::: Records shown :::

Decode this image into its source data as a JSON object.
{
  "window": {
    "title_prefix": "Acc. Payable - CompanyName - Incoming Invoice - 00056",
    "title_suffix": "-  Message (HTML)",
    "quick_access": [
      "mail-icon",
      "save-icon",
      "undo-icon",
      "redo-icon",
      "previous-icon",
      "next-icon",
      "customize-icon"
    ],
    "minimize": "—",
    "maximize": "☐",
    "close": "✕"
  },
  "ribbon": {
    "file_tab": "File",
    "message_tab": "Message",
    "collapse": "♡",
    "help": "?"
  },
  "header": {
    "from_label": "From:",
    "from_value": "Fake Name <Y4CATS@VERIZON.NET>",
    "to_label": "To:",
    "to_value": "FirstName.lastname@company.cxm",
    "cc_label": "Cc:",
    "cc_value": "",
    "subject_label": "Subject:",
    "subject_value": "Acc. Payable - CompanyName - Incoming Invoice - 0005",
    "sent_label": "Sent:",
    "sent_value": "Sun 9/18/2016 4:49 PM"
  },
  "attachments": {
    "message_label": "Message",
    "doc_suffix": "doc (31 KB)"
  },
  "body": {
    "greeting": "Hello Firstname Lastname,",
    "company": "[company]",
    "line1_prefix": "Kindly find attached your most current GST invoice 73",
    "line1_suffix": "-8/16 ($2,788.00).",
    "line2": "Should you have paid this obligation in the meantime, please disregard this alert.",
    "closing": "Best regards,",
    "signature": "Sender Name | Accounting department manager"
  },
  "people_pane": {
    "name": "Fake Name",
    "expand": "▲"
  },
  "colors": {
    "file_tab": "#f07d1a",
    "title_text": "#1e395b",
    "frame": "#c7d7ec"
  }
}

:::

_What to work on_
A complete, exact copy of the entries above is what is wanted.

_Solution_
Decode this image into its source data as a JSON object.
{
  "window": {
    "title_prefix": "Acc. Payable - CompanyName - Incoming Invoice - 00056",
    "title_suffix": "-  Message (HTML)",
    "quick_access": [
      "mail-icon",
      "save-icon",
      "undo-icon",
      "redo-icon",
      "previous-icon",
      "next-icon",
      "customize-icon"
    ],
    "minimize": "—",
    "maximize": "☐",
    "close": "✕"
  },
  "ribbon": {
    "file_tab": "File",
    "message_tab": "Message",
    "collapse": "♡",
    "help": "?"
  },
  "header": {
    "from_label": "From:",
    "from_value": "Fake Name <Y4CATS@VERIZON.NET>",
    "to_label": "To:",
    "to_value": "FirstName.lastname@company.cxm",
    "cc_label": "Cc:",
    "cc_value": "",
    "subject_label": "Subject:",
    "subject_value": "Acc. Payable - CompanyName - Incoming Invoice - 0005",
    "sent_label": "Sent:",
    "sent_value": "Sun 9/18/2016 4:49 PM"
  },
  "attachments": {
    "message_label": "Message",
    "doc_suffix": "doc (31 KB)"
  },
  "body": {
    "greeting": "Hello Firstname Lastname,",
    "company": "[company]",
    "line1_prefix": "Kindly find attached your most current GST invoice 73",
    "line1_suffix": "-8/16 ($2,788.00).",
    "line2": "Should you have paid this obligation in the meantime, please disregard this alert.",
    "closing": "Best regards,",
    "signature": "Sender Name | Accounting department manager"
  },
  "people_pane": {
    "name": "Fake Name",
    "expand": "▲"
  },
  "colors": {
    "file_tab": "#f07d1a",
    "title_text": "#1e395b",
    "frame": "#c7d7ec"
  }
}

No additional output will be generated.